This led to one in four pregnancies being unintended.
Whilst unintended pregnancies do not necessarily equate to pregnancies that are unwanted, they may lead to a wide range of health risks for the mother and child, such as malnutrition, illness, abuse and neglect, and even death.
Unintended pregnancies can further lead to cycles of high fertility, as well as lower educational and employment potential and poverty – challenges which can span generations.
Modern methods of contraception have a vital role in preventing unintended pregnancies. Studies show that 85 percent of women who stopped using contraception became pregnant during the first year. Among women who experienced an unintended pregnancy leading to an abortion, half had discontinued their contraceptive methods due to issues related to use of the method such as health concerns, side effects or inconvenience of use.

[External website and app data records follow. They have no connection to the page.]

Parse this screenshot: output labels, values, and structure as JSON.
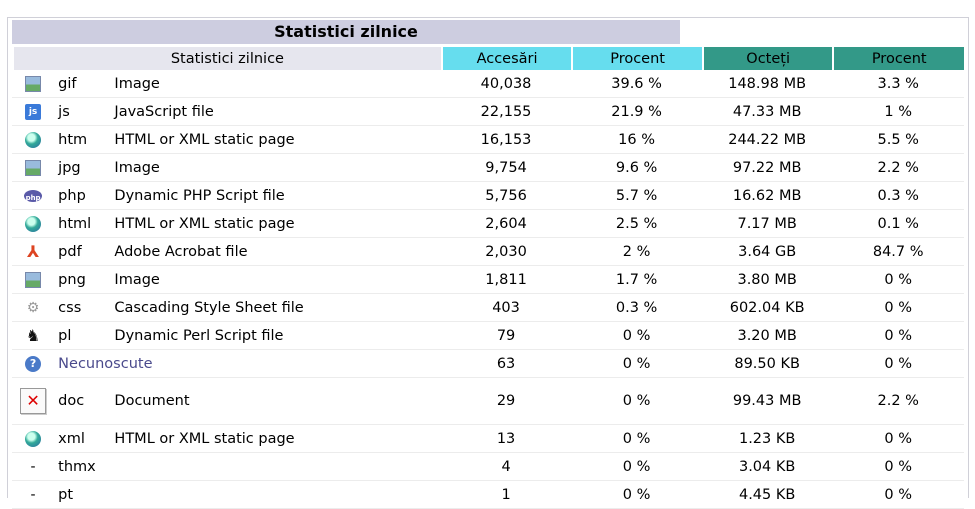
{
  "title": "Statistici zilnice",
  "headers": {
    "label": "Statistici zilnice",
    "hits": "Accesări",
    "hits_pct": "Procent",
    "bytes": "Octeți",
    "bytes_pct": "Procent"
  },
  "rows": [
    {
      "icon": "image-icon",
      "ext": "gif",
      "desc": "Image",
      "hits": "40,038",
      "hits_pct": "39.6 %",
      "bytes": "148.98 MB",
      "bytes_pct": "3.3 %"
    },
    {
      "icon": "javascript-file-icon",
      "ext": "js",
      "desc": "JavaScript file",
      "hits": "22,155",
      "hits_pct": "21.9 %",
      "bytes": "47.33 MB",
      "bytes_pct": "1 %"
    },
    {
      "icon": "globe-icon",
      "ext": "htm",
      "desc": "HTML or XML static page",
      "hits": "16,153",
      "hits_pct": "16 %",
      "bytes": "244.22 MB",
      "bytes_pct": "5.5 %"
    },
    {
      "icon": "image-icon",
      "ext": "jpg",
      "desc": "Image",
      "hits": "9,754",
      "hits_pct": "9.6 %",
      "bytes": "97.22 MB",
      "bytes_pct": "2.2 %"
    },
    {
      "icon": "php-icon",
      "ext": "php",
      "desc": "Dynamic PHP Script file",
      "hits": "5,756",
      "hits_pct": "5.7 %",
      "bytes": "16.62 MB",
      "bytes_pct": "0.3 %"
    },
    {
      "icon": "globe-icon",
      "ext": "html",
      "desc": "HTML or XML static page",
      "hits": "2,604",
      "hits_pct": "2.5 %",
      "bytes": "7.17 MB",
      "bytes_pct": "0.1 %"
    },
    {
      "icon": "pdf-icon",
      "ext": "pdf",
      "desc": "Adobe Acrobat file",
      "hits": "2,030",
      "hits_pct": "2 %",
      "bytes": "3.64 GB",
      "bytes_pct": "84.7 %"
    },
    {
      "icon": "image-icon",
      "ext": "png",
      "desc": "Image",
      "hits": "1,811",
      "hits_pct": "1.7 %",
      "bytes": "3.80 MB",
      "bytes_pct": "0 %"
    },
    {
      "icon": "css-file-icon",
      "ext": "css",
      "desc": "Cascading Style Sheet file",
      "hits": "403",
      "hits_pct": "0.3 %",
      "bytes": "602.04 KB",
      "bytes_pct": "0 %"
    },
    {
      "icon": "perl-camel-icon",
      "ext": "pl",
      "desc": "Dynamic Perl Script file",
      "hits": "79",
      "hits_pct": "0 %",
      "bytes": "3.20 MB",
      "bytes_pct": "0 %"
    },
    {
      "icon": "help-icon",
      "ext": "",
      "desc": "Necunoscute",
      "hits": "63",
      "hits_pct": "0 %",
      "bytes": "89.50 KB",
      "bytes_pct": "0 %"
    },
    {
      "icon": "broken-image-icon",
      "ext": "doc",
      "desc": "Document",
      "hits": "29",
      "hits_pct": "0 %",
      "bytes": "99.43 MB",
      "bytes_pct": "2.2 %"
    },
    {
      "icon": "globe-icon",
      "ext": "xml",
      "desc": "HTML or XML static page",
      "hits": "13",
      "hits_pct": "0 %",
      "bytes": "1.23 KB",
      "bytes_pct": "0 %"
    },
    {
      "icon": "dash",
      "ext": "thmx",
      "desc": "",
      "hits": "4",
      "hits_pct": "0 %",
      "bytes": "3.04 KB",
      "bytes_pct": "0 %"
    },
    {
      "icon": "dash",
      "ext": "pt",
      "desc": "",
      "hits": "1",
      "hits_pct": "0 %",
      "bytes": "4.45 KB",
      "bytes_pct": "0 %"
    }
  ]
}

Many such issues could be addressed through effective family planning counselling and support.
“High quality family planning offers a range of potential benefits that encompass not only improved maternal and child health, but also social and economic development, education, and women’s empowerment,” explained Dr Mari Nagai, former Medical Officer for Reproductive and Maternal Health at WHO’s Western Pacific Regional Office, and an author of the report.

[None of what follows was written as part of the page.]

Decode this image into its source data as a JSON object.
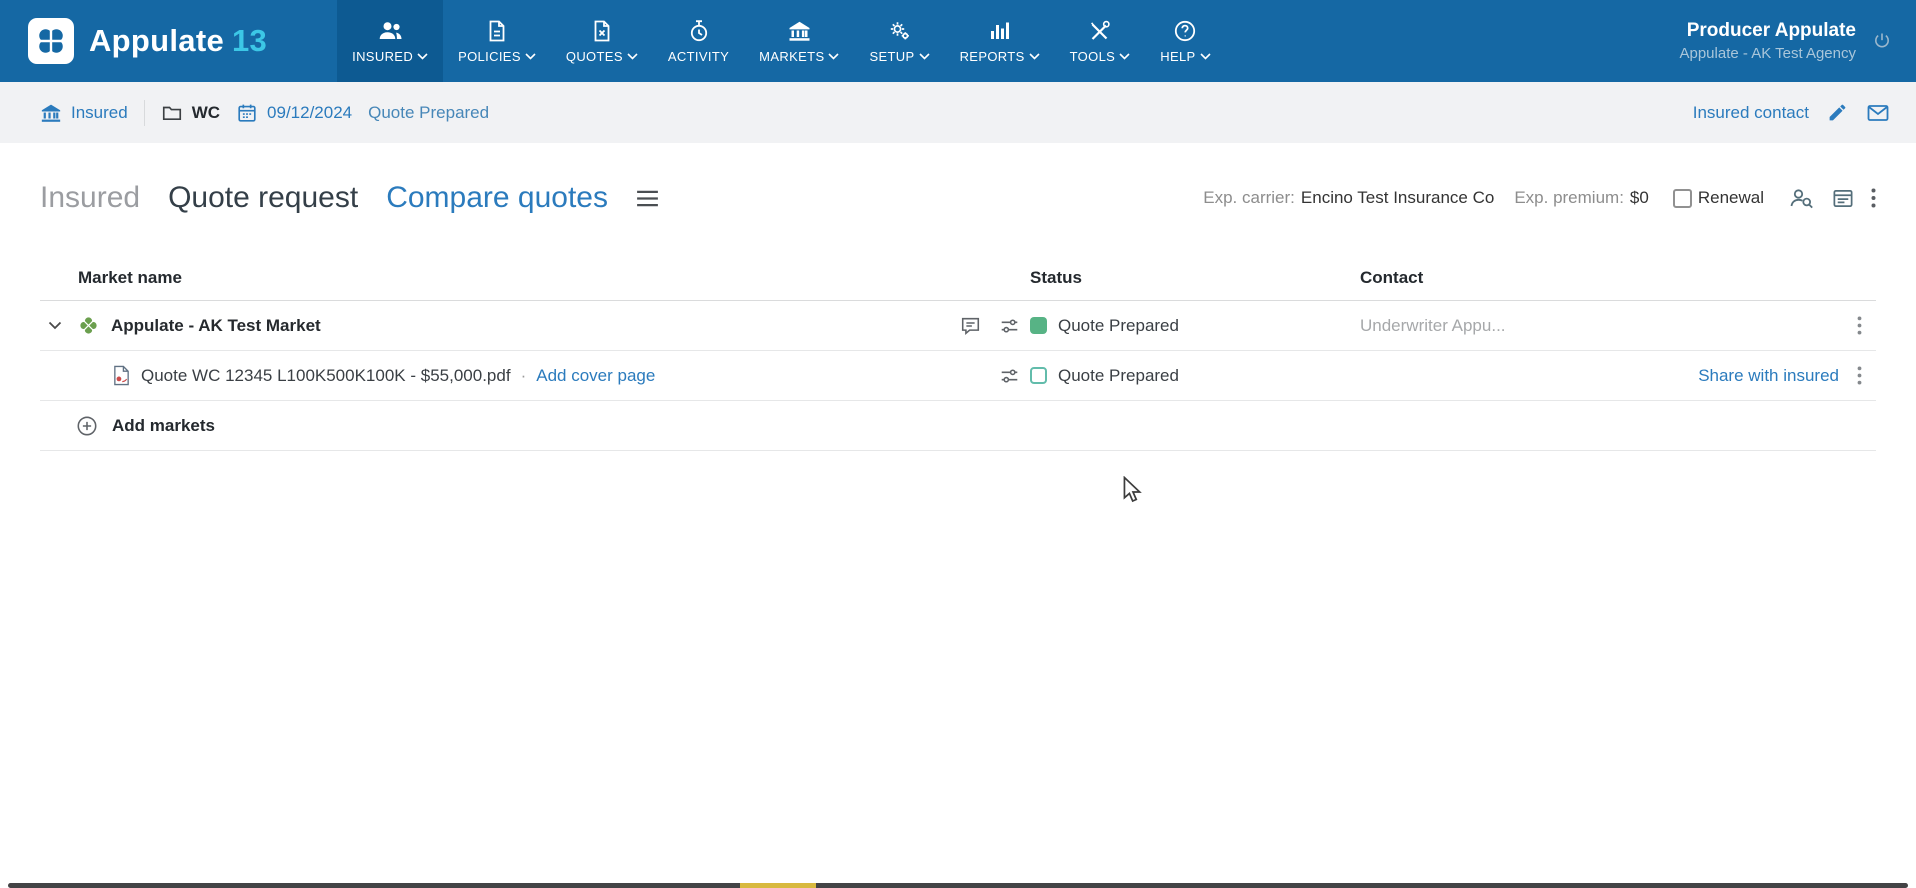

Unintended pregnancies remain an important public health issue. Globally, 74 million women living in low and middle-income countries have unintended pregnancies annually. This leads to 25 million unsafe abortions and 47 000 maternal deaths every year.
The WHO study found 4794 women who had an unintended pregnancy after they stopped using contraception. 56 per cent of the women who became pregnant were not using a contraceptive method in the 5 years prior to conceiving. 9.9 per cent of women with an unintended pregnancy indicated that the last method that they had used was a traditional method (e.g. withdrawal or calendar-based method), 31.2 per cent used a short-acting modern method (e.g. pills and condoms) and 2.6 per cent long-acting reversible methods of contraception (e.g. intrauterine device (IUD) and implants). (UNI)